### WORK ITEM
Output all the data exactly.

Start of Block

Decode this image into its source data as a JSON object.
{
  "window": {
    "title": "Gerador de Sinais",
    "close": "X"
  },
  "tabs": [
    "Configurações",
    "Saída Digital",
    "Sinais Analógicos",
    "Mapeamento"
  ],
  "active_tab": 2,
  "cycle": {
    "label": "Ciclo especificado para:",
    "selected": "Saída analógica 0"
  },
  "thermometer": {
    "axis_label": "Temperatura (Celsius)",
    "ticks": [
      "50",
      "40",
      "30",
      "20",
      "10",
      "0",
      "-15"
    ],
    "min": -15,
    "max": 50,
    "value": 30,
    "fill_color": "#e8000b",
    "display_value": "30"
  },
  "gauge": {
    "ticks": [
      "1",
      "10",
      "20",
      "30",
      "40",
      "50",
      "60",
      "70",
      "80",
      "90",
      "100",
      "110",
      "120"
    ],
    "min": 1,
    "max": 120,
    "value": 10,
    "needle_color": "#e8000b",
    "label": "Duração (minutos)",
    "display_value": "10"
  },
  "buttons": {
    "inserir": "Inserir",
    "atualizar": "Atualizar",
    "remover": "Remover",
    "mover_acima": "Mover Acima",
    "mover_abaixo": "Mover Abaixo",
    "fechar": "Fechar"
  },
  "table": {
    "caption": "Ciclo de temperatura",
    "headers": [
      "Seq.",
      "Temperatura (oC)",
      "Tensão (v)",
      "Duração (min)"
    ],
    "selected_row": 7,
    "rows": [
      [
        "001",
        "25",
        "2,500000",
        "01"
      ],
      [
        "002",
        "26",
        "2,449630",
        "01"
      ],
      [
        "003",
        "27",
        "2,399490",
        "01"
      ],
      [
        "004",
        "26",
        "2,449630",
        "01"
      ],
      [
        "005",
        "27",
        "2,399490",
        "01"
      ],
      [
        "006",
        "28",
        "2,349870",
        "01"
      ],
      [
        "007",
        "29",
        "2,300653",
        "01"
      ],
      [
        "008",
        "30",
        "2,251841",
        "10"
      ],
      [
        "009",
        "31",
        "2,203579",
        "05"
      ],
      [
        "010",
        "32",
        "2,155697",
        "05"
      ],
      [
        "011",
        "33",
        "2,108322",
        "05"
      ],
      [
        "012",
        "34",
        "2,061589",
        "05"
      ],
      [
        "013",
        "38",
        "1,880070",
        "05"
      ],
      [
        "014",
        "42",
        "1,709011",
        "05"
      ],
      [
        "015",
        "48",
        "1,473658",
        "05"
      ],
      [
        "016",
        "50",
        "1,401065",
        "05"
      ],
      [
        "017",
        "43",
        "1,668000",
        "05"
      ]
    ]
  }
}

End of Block

### TASK SOLUTION
Decode this image into its source data as a JSON object.
{
  "window": {
    "title": "Gerador de Sinais",
    "close": "X"
  },
  "tabs": [
    "Configurações",
    "Saída Digital",
    "Sinais Analógicos",
    "Mapeamento"
  ],
  "active_tab": 2,
  "cycle": {
    "label": "Ciclo especificado para:",
    "selected": "Saída analógica 0"
  },
  "thermometer": {
    "axis_label": "Temperatura (Celsius)",
    "ticks": [
      "50",
      "40",
      "30",
      "20",
      "10",
      "0",
      "-15"
    ],
    "min": -15,
    "max": 50,
    "value": 30,
    "fill_color": "#e8000b",
    "display_value": "30"
  },
  "gauge": {
    "ticks": [
      "1",
      "10",
      "20",
      "30",
      "40",
      "50",
      "60",
      "70",
      "80",
      "90",
      "100",
      "110",
      "120"
    ],
    "min": 1,
    "max": 120,
    "value": 10,
    "needle_color": "#e8000b",
    "label": "Duração (minutos)",
    "display_value": "10"
  },
  "buttons": {
    "inserir": "Inserir",
    "atualizar": "Atualizar",
    "remover": "Remover",
    "mover_acima": "Mover Acima",
    "mover_abaixo": "Mover Abaixo",
    "fechar": "Fechar"
  },
  "table": {
    "caption": "Ciclo de temperatura",
    "headers": [
      "Seq.",
      "Temperatura (oC)",
      "Tensão (v)",
      "Duração (min)"
    ],
    "selected_row": 7,
    "rows": [
      [
        "001",
        "25",
        "2,500000",
        "01"
      ],
      [
        "002",
        "26",
        "2,449630",
        "01"
      ],
      [
        "003",
        "27",
        "2,399490",
        "01"
      ],
      [
        "004",
        "26",
        "2,449630",
        "01"
      ],
      [
        "005",
        "27",
        "2,399490",
        "01"
      ],
      [
        "006",
        "28",
        "2,349870",
        "01"
      ],
      [
        "007",
        "29",
        "2,300653",
        "01"
      ],
      [
        "008",
        "30",
        "2,251841",
        "10"
      ],
      [
        "009",
        "31",
        "2,203579",
        "05"
      ],
      [
        "010",
        "32",
        "2,155697",
        "05"
      ],
      [
        "011",
        "33",
        "2,108322",
        "05"
      ],
      [
        "012",
        "34",
        "2,061589",
        "05"
      ],
      [
        "013",
        "38",
        "1,880070",
        "05"
      ],
      [
        "014",
        "42",
        "1,709011",
        "05"
      ],
      [
        "015",
        "48",
        "1,473658",
        "05"
      ],
      [
        "016",
        "50",
        "1,401065",
        "05"
      ],
      [
        "017",
        "43",
        "1,668000",
        "05"
      ]
    ]
  }
}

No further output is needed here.